on the film, wondering if she had an uncredited supporting role somewhere.
"The Magic of Finding Neverland" is surprising in that while fairly
short for a standard making-of documentary, it goes out of its way inform the
viewer about the lead actors' backgrounds. There's a good bit of Captain Jack
Sparrow footage from Pirates of the Carribbean for Depp, as well as a
dose of Edward Scissorhands, and for Winslet not only is there the obligatory
Titanic reference but also scenes from Iris and the magnificent
Finally, "Creating Neverland" is a short documentary outlining how technology
was used to blend the fantasy and reality into a seamless whole. The green screen

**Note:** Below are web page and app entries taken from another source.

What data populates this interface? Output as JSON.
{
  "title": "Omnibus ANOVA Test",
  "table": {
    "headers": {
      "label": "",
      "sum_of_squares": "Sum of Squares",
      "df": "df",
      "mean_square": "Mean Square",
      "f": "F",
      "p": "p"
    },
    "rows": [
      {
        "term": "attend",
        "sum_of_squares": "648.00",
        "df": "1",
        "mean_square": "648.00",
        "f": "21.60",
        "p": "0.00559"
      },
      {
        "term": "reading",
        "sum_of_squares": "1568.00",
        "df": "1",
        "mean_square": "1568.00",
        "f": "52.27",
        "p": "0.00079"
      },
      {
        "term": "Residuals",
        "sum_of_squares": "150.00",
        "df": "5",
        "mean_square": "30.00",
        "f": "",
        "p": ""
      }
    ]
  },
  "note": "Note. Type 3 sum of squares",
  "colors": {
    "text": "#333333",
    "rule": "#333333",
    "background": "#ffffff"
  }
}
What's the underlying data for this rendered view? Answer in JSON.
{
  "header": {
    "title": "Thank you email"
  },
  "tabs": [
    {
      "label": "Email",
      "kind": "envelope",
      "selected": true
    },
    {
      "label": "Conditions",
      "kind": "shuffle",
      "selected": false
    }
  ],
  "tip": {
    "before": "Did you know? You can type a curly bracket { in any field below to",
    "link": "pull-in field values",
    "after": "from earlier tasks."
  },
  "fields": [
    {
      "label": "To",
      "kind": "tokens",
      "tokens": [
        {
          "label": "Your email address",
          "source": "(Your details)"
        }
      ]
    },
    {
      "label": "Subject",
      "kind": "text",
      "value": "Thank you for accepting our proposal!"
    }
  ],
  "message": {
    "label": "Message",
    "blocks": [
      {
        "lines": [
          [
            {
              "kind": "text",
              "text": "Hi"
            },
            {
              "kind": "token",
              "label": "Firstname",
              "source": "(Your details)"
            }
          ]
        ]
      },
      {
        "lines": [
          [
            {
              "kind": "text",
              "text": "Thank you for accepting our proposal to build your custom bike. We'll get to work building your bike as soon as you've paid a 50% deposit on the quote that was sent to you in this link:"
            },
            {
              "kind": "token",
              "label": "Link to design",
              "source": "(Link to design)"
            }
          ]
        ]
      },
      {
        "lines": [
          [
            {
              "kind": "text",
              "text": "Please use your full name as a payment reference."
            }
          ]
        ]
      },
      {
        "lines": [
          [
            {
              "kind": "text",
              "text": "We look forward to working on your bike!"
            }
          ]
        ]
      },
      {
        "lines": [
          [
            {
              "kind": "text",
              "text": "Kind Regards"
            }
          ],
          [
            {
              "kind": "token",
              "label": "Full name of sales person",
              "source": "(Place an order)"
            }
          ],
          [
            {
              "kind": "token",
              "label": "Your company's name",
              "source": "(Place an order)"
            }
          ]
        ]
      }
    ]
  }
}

process used for special effects is pretty much familar to everyone who pays
attention to moviemaking, and while the end product is impressive, the element
of mystery has long since faded. What was truly impressive was how computer-controlled
camera work was used to create scenes where the special effects pass unnoticed.
The final theatre crowd shot, where the camera swoops over the audience as if
it is held aloft by wires — a la the actress portraying Peter Pan onstage
— and comes to rest on Peter Davies' face in the crowd is a wonderful
piece of camerawork, which would be well nigh impossible without the digital
tools working behind the scenes.
Ultimately, Finding Neverland is a fine film, inspirational in all
the right ways, well-directed and boasting some truly outstanding acting performances.
But when you get right down to it, the film is just as much a fantasy as the
mythical Neverland of Barrie's invention.
The Movie Itself: 8 out of 10
The DVD Features: 7 out of 10